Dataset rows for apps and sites
#####
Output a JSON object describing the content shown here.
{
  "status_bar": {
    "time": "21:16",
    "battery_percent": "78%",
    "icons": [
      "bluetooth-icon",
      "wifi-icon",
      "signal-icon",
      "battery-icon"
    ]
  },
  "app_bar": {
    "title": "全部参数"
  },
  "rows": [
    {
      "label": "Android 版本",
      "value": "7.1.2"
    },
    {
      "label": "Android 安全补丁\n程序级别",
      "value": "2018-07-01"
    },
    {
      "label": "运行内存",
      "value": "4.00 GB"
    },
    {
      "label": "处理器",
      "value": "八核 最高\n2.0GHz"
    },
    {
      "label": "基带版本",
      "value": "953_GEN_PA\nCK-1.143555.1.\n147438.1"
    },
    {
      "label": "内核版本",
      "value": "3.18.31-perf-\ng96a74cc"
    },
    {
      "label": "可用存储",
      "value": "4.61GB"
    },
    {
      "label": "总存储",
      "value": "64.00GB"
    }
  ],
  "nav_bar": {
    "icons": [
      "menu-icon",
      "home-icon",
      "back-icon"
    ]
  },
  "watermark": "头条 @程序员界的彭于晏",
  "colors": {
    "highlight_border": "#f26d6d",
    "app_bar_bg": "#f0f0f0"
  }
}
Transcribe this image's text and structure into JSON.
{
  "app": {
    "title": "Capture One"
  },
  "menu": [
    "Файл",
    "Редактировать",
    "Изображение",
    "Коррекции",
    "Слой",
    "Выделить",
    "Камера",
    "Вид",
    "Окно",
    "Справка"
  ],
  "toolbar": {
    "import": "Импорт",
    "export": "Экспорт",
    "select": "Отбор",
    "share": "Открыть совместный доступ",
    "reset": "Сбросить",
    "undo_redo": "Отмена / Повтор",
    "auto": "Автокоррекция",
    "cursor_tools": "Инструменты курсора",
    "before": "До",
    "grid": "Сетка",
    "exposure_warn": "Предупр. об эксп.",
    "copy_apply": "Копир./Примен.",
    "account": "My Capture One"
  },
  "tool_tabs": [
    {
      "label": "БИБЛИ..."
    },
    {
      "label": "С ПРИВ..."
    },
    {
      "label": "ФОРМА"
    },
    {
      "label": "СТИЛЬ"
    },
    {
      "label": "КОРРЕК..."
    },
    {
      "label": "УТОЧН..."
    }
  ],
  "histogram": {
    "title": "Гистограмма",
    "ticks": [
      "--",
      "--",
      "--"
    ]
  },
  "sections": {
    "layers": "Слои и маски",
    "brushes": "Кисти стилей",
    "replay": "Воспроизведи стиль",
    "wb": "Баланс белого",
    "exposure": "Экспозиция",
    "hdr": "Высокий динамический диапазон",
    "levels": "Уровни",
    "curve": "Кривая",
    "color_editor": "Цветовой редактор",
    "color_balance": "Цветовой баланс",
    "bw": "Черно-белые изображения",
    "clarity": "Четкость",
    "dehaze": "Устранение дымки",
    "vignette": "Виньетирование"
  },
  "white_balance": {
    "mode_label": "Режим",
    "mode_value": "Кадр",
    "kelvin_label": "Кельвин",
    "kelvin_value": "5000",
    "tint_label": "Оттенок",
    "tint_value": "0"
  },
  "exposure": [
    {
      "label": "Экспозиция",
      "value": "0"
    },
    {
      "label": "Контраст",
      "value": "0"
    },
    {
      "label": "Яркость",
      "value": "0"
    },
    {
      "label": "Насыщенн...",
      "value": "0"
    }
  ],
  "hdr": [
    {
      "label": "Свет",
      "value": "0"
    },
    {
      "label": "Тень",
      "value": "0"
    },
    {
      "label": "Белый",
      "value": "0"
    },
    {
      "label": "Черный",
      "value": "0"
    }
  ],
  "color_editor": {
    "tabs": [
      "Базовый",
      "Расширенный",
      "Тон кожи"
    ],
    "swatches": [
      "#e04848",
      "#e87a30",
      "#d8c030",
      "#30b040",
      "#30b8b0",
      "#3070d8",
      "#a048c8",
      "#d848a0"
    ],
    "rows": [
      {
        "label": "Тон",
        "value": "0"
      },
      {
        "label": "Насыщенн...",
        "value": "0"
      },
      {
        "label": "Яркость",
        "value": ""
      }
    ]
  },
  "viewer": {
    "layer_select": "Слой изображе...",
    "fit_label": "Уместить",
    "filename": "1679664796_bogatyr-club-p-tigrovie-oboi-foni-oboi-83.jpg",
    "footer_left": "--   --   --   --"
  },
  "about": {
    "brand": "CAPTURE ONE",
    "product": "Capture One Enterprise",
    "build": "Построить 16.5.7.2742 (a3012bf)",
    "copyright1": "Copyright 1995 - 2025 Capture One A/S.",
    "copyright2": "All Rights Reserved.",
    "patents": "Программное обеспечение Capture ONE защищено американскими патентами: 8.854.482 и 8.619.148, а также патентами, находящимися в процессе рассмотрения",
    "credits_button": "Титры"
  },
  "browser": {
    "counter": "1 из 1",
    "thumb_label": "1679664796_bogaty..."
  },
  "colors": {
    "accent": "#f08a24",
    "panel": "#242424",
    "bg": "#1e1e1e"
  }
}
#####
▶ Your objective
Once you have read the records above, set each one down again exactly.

▶ Task response
Output a JSON object describing the content shown here.
{
  "status_bar": {
    "time": "21:16",
    "battery_percent": "78%",
    "icons": [
      "bluetooth-icon",
      "wifi-icon",
      "signal-icon",
      "battery-icon"
    ]
  },
  "app_bar": {
    "title": "全部参数"
  },
  "rows": [
    {
      "label": "Android 版本",
      "value": "7.1.2"
    },
    {
      "label": "Android 安全补丁\n程序级别",
      "value": "2018-07-01"
    },
    {
      "label": "运行内存",
      "value": "4.00 GB"
    },
    {
      "label": "处理器",
      "value": "八核 最高\n2.0GHz"
    },
    {
      "label": "基带版本",
      "value": "953_GEN_PA\nCK-1.143555.1.\n147438.1"
    },
    {
      "label": "内核版本",
      "value": "3.18.31-perf-\ng96a74cc"
    },
    {
      "label": "可用存储",
      "value": "4.61GB"
    },
    {
      "label": "总存储",
      "value": "64.00GB"
    }
  ],
  "nav_bar": {
    "icons": [
      "menu-icon",
      "home-icon",
      "back-icon"
    ]
  },
  "watermark": "头条 @程序员界的彭于晏",
  "colors": {
    "highlight_border": "#f26d6d",
    "app_bar_bg": "#f0f0f0"
  }
}
Transcribe this image's text and structure into JSON.
{
  "app": {
    "title": "Capture One"
  },
  "menu": [
    "Файл",
    "Редактировать",
    "Изображение",
    "Коррекции",
    "Слой",
    "Выделить",
    "Камера",
    "Вид",
    "Окно",
    "Справка"
  ],
  "toolbar": {
    "import": "Импорт",
    "export": "Экспорт",
    "select": "Отбор",
    "share": "Открыть совместный доступ",
    "reset": "Сбросить",
    "undo_redo": "Отмена / Повтор",
    "auto": "Автокоррекция",
    "cursor_tools": "Инструменты курсора",
    "before": "До",
    "grid": "Сетка",
    "exposure_warn": "Предупр. об эксп.",
    "copy_apply": "Копир./Примен.",
    "account": "My Capture One"
  },
  "tool_tabs": [
    {
      "label": "БИБЛИ..."
    },
    {
      "label": "С ПРИВ..."
    },
    {
      "label": "ФОРМА"
    },
    {
      "label": "СТИЛЬ"
    },
    {
      "label": "КОРРЕК..."
    },
    {
      "label": "УТОЧН..."
    }
  ],
  "histogram": {
    "title": "Гистограмма",
    "ticks": [
      "--",
      "--",
      "--"
    ]
  },
  "sections": {
    "layers": "Слои и маски",
    "brushes": "Кисти стилей",
    "replay": "Воспроизведи стиль",
    "wb": "Баланс белого",
    "exposure": "Экспозиция",
    "hdr": "Высокий динамический диапазон",
    "levels": "Уровни",
    "curve": "Кривая",
    "color_editor": "Цветовой редактор",
    "color_balance": "Цветовой баланс",
    "bw": "Черно-белые изображения",
    "clarity": "Четкость",
    "dehaze": "Устранение дымки",
    "vignette": "Виньетирование"
  },
  "white_balance": {
    "mode_label": "Режим",
    "mode_value": "Кадр",
    "kelvin_label": "Кельвин",
    "kelvin_value": "5000",
    "tint_label": "Оттенок",
    "tint_value": "0"
  },
  "exposure": [
    {
      "label": "Экспозиция",
      "value": "0"
    },
    {
      "label": "Контраст",
      "value": "0"
    },
    {
      "label": "Яркость",
      "value": "0"
    },
    {
      "label": "Насыщенн...",
      "value": "0"
    }
  ],
  "hdr": [
    {
      "label": "Свет",
      "value": "0"
    },
    {
      "label": "Тень",
      "value": "0"
    },
    {
      "label": "Белый",
      "value": "0"
    },
    {
      "label": "Черный",
      "value": "0"
    }
  ],
  "color_editor": {
    "tabs": [
      "Базовый",
      "Расширенный",
      "Тон кожи"
    ],
    "swatches": [
      "#e04848",
      "#e87a30",
      "#d8c030",
      "#30b040",
      "#30b8b0",
      "#3070d8",
      "#a048c8",
      "#d848a0"
    ],
    "rows": [
      {
        "label": "Тон",
        "value": "0"
      },
      {
        "label": "Насыщенн...",
        "value": "0"
      },
      {
        "label": "Яркость",
        "value": ""
      }
    ]
  },
  "viewer": {
    "layer_select": "Слой изображе...",
    "fit_label": "Уместить",
    "filename": "1679664796_bogatyr-club-p-tigrovie-oboi-foni-oboi-83.jpg",
    "footer_left": "--   --   --   --"
  },
  "about": {
    "brand": "CAPTURE ONE",
    "product": "Capture One Enterprise",
    "build": "Построить 16.5.7.2742 (a3012bf)",
    "copyright1": "Copyright 1995 - 2025 Capture One A/S.",
    "copyright2": "All Rights Reserved.",
    "patents": "Программное обеспечение Capture ONE защищено американскими патентами: 8.854.482 и 8.619.148, а также патентами, находящимися в процессе рассмотрения",
    "credits_button": "Титры"
  },
  "browser": {
    "counter": "1 из 1",
    "thumb_label": "1679664796_bogaty..."
  },
  "colors": {
    "accent": "#f08a24",
    "panel": "#242424",
    "bg": "#1e1e1e"
  }
}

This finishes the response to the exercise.